For more, visit the author’s website.
“A Groovy Kind of Love is the third and final installment of Karen Wojcik Berner’s Bibliophiles series. Written as stand-alone novels, each book focuses on one or two members of a fictional suburban classics book club, revealing their personal stories while the group explores tales spun by the masters.”
“After placating to his father’s demands that he play Little League baseball and major in computer programming in college rather than his beloved English literature, Thaddeus assumed that several years into his career, he would finally get some peace and quiet.
Then he met Spring Pearson, the younger, free-spirited daughter of Hippie parents, at a book club meeting. Instantly smitten, Thaddeus finally worked up the courage to ask Spring out. But will an old college pinkie-swear promise Spring made fifteen years ago get in the way of this bibliophilic romance?”
Since this is the final book planned for this series (yes, I’m disappointed about that), it makes sense to first consider the series as a whole. I’ve loved the concept from the start. I’d describe the books as “loosely coupled,” in that they share characters (the members of a classics book club), but unlike a typical series where each book stands alone and shares characters (think in terms of a mystery or detective series), the Bibliophiles avoids feeling samey. (I know, not a real word, so sue me.) Yet each book is enough alike that they should all appeal to the same groups of readers. One obvious group is avid readers who have at least one thing in common to help them relate with the protagonist of each book.
This installment focuses on Thaddeus, a straight-laced Anglophile, and Spring, the daughter of hippie parents.
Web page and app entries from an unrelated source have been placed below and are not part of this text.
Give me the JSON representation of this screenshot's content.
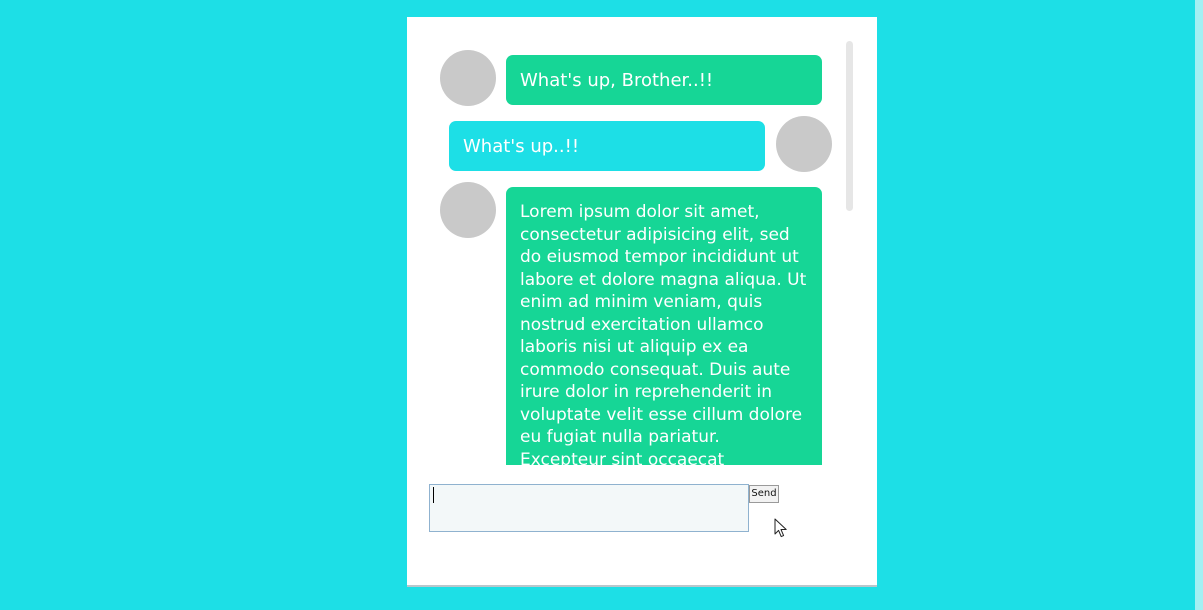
{
  "messages": [
    {
      "side": "left",
      "author": "friend",
      "text": "What's up, Brother..!!"
    },
    {
      "side": "right",
      "author": "me",
      "text": "What's up..!!"
    },
    {
      "side": "left",
      "author": "friend",
      "text": "Lorem ipsum dolor sit amet, consectetur adipisicing elit, sed do eiusmod tempor incididunt ut labore et dolore magna aliqua. Ut enim ad minim veniam, quis nostrud exercitation ullamco laboris nisi ut aliquip ex ea commodo consequat. Duis aute irure dolor in reprehenderit in voluptate velit esse cillum dolore eu fugiat nulla pariatur. Excepteur sint occaecat cupidatat non"
    }
  ],
  "composer": {
    "value": "",
    "send_label": "Send"
  },
  "colors": {
    "background": "#1ddfe6",
    "incoming_bubble": "#16d696",
    "outgoing_bubble": "#1ddfe6",
    "avatar": "#c9c9c9"
  }
}
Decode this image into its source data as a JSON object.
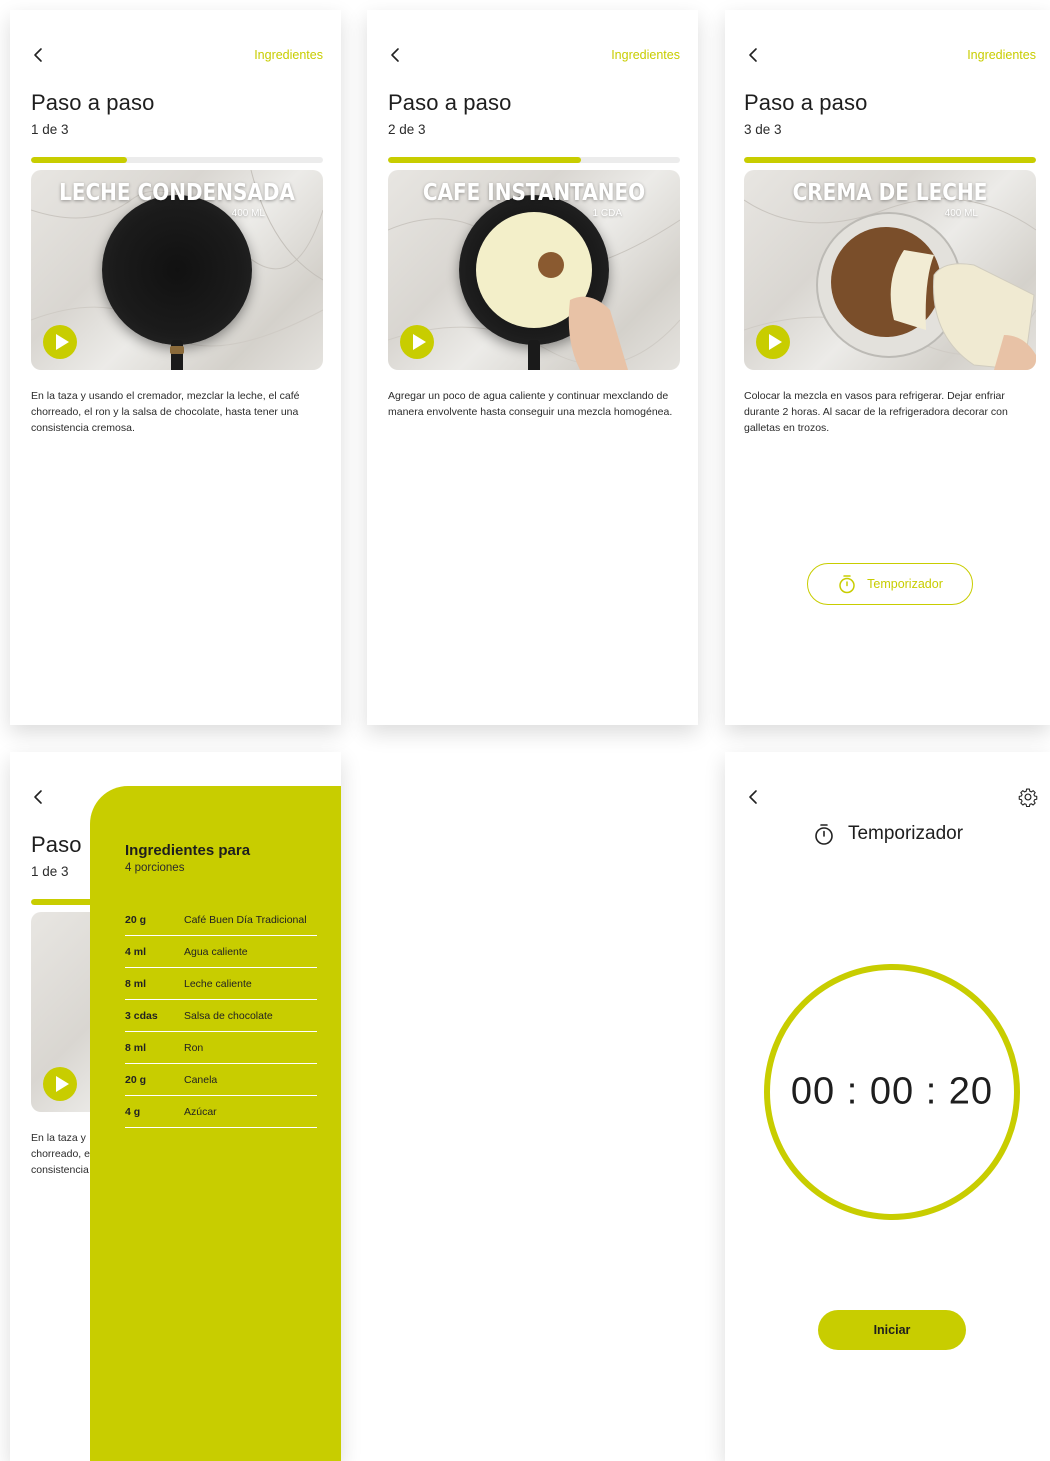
{
  "accent_color": "#c8cd00",
  "screens": [
    {
      "ingredients_link": "Ingredientes",
      "title": "Paso a paso",
      "counter": "1 de 3",
      "progress": 0.33,
      "video_title": "LECHE CONDENSADA",
      "video_sub": "400 ML",
      "description": "En la taza y usando el cremador, mezclar la leche, el café chorreado, el ron y la salsa de chocolate, hasta tener una consistencia cremosa."
    },
    {
      "ingredients_link": "Ingredientes",
      "title": "Paso a paso",
      "counter": "2 de 3",
      "progress": 0.66,
      "video_title": "CAFE INSTANTANEO",
      "video_sub": "1 CDA",
      "description": "Agregar un poco de agua caliente y continuar mexclando de manera envolvente hasta conseguir una mezcla homogénea."
    },
    {
      "ingredients_link": "Ingredientes",
      "title": "Paso a paso",
      "counter": "3 de 3",
      "progress": 1.0,
      "video_title": "CREMA DE LECHE",
      "video_sub": "400 ML",
      "description": "Colocar la mezcla en vasos para refrigerar. Dejar enfriar durante 2 horas. Al sacar de la refrigeradora decorar con galletas en trozos.",
      "timer_button": "Temporizador"
    }
  ],
  "ingredients_screen": {
    "title_partial": "Paso",
    "counter": "1 de 3",
    "desc_lines": [
      "En la taza y",
      "chorreado, e",
      "consistencia"
    ],
    "panel_title": "Ingredientes para",
    "panel_sub": "4 porciones",
    "items": [
      {
        "qty": "20 g",
        "name": "Café Buen Día Tradicional"
      },
      {
        "qty": "4 ml",
        "name": "Agua caliente"
      },
      {
        "qty": "8 ml",
        "name": "Leche caliente"
      },
      {
        "qty": "3 cdas",
        "name": "Salsa de chocolate"
      },
      {
        "qty": "8 ml",
        "name": "Ron"
      },
      {
        "qty": "20 g",
        "name": "Canela"
      },
      {
        "qty": "4 g",
        "name": "Azúcar"
      }
    ]
  },
  "timer_screen": {
    "title": "Temporizador",
    "time": "00 : 00 : 20",
    "start_button": "Iniciar"
  }
}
While more conventional than her parents, the free-spirited Spring is still influenced by her upbringing enough to be much different than Thaddeus. It’s a classic case of opposites attracting, with each learning from the other and in the process tempering their more extreme tendencies for the better. There are also some lessons in how our childhood influences the adults we eventually become, whether from embracing or rebelling against our roots.
Although part of a series, each book in the series stands alone.
Some adult language.
No significant issues.
Rating: ***** Five Stars